Tuesday, 3 April 2012
Money is actually a debt instrument. So grows the gap between the haves and have-nots.
When it come to personal-finance success, responsibility for how we earn, spend, save and invest is obviously essential. However, financial objectives can easily elude us if we lack the whole story about money.
Central banks worldwide (Federal Reserve for the U.S.) issue currency at the precise moment it is borrowed via an automated procedure called fractional-reserve banking. Therefore, money is actually a debt instrument (Federal Reserve Note). This private profit, interest-delivering system was designed centuries ago.
Over time debt grows per compounding interest and purchasing power diminishes with increased cost of living. The cost of living rises as businesses add their interest cost from bank loans to the cost of the goods and services we purchase.
And so grows the gap between the haves and have-nots.

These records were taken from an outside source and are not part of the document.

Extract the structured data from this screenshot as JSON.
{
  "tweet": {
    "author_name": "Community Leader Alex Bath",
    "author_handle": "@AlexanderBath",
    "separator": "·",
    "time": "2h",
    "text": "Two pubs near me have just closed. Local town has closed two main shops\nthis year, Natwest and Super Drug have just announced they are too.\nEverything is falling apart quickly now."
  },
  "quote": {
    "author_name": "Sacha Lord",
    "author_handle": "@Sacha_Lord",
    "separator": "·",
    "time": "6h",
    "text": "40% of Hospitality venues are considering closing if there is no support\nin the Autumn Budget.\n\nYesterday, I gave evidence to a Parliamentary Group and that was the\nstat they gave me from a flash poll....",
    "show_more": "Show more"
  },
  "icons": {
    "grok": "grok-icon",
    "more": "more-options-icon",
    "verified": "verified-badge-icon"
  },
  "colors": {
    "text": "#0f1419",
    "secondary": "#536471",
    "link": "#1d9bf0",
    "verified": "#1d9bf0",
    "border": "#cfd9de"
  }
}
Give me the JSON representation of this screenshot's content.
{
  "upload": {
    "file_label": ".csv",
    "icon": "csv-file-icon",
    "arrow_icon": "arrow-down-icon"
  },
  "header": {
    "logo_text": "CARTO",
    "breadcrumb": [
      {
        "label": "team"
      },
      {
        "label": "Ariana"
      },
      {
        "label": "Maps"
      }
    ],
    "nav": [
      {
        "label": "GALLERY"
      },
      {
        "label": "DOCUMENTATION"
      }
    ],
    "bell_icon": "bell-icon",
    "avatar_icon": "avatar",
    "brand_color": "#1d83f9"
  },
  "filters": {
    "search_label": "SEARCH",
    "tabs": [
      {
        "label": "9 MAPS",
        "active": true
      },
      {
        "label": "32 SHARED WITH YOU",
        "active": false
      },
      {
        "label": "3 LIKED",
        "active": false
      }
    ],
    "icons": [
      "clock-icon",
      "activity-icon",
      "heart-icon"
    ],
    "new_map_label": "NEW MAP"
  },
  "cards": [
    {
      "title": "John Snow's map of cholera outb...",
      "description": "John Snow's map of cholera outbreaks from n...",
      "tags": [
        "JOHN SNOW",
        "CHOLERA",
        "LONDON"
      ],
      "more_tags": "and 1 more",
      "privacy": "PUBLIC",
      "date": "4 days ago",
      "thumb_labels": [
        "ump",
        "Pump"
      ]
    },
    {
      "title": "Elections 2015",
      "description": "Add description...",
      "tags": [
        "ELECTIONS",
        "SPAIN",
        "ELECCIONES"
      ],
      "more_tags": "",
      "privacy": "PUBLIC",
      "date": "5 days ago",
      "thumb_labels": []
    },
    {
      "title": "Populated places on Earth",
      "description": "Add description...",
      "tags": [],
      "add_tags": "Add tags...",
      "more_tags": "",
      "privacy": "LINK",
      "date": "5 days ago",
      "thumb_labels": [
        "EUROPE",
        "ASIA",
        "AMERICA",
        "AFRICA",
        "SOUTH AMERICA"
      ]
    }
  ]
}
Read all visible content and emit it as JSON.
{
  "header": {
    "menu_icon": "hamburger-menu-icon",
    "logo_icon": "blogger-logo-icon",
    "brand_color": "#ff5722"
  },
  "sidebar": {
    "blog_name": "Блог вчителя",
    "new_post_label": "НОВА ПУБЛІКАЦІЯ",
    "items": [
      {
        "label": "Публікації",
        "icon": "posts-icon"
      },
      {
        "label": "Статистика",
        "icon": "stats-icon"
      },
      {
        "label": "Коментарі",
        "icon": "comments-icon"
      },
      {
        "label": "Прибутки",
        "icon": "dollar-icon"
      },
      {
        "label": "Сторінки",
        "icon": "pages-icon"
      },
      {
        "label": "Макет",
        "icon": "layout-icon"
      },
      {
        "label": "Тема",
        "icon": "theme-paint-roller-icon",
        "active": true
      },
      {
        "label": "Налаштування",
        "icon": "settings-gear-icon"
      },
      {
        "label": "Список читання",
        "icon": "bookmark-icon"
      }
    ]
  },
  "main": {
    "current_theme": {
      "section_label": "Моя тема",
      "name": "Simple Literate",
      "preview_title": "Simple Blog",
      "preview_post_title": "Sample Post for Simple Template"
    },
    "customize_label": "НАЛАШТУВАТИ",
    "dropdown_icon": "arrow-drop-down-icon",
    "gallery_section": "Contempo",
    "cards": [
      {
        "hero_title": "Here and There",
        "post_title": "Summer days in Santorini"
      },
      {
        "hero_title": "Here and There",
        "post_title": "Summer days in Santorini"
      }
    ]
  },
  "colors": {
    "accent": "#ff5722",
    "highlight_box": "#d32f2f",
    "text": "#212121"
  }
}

That brings me to the pivotal issue of how much purchasing power $1.00 has in the marketplace today. One dollar is only worth 4.5 cents and an online inflation calculator proves my point. An item purchased for $1.00 in 1913 (when the Federal Reserve System was created) would cost $22.10 in 2010; a 2000% increase in inflation!

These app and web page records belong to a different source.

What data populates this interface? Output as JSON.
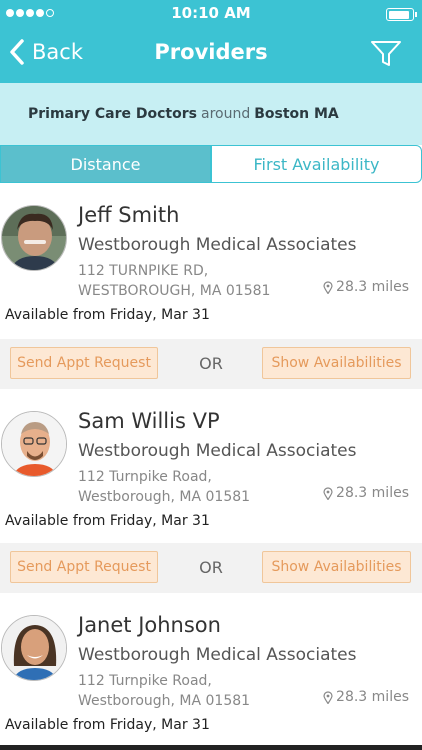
{
  "status_bar": {
    "time": "10:10 AM",
    "battery_level": 0.9
  },
  "nav": {
    "back_label": "Back",
    "title": "Providers",
    "filter_icon": "filter-icon"
  },
  "search": {
    "specialty": "Primary Care Doctors",
    "around": "around",
    "location": "Boston MA"
  },
  "tabs": {
    "distance": "Distance",
    "availability": "First Availability",
    "active": "distance"
  },
  "providers": [
    {
      "name": "Jeff Smith",
      "practice": "Westborough Medical Associates",
      "address1": "112 TURNPIKE RD,",
      "address2": "WESTBOROUGH, MA 01581",
      "distance": "28.3 miles",
      "availability": "Available from Friday, Mar 31"
    },
    {
      "name": "Sam Willis VP",
      "practice": "Westborough Medical Associates",
      "address1": "112 Turnpike Road,",
      "address2": "Westborough, MA 01581",
      "distance": "28.3 miles",
      "availability": "Available from Friday, Mar 31"
    },
    {
      "name": "Janet Johnson",
      "practice": "Westborough Medical Associates",
      "address1": "112 Turnpike Road,",
      "address2": "Westborough, MA 01581",
      "distance": "28.3 miles",
      "availability": "Available from Friday, Mar 31"
    }
  ],
  "actions": {
    "request": "Send Appt Request",
    "or": "OR",
    "show": "Show Availabilities"
  },
  "colors": {
    "accent": "#3cc3d3",
    "banner": "#c7eff3",
    "button_bg": "#fde8d4",
    "button_text": "#e59a5c"
  }
}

Without a working knowledge of money as debt, even the most sincere efforts may falter as a rising cost of living erodes hard-won forward movement. When following conventional financial wisdom, the solution to keeping up and making ends meet could well end up, once again, as participation in the vicious cycle of credit and debt. Who benefits?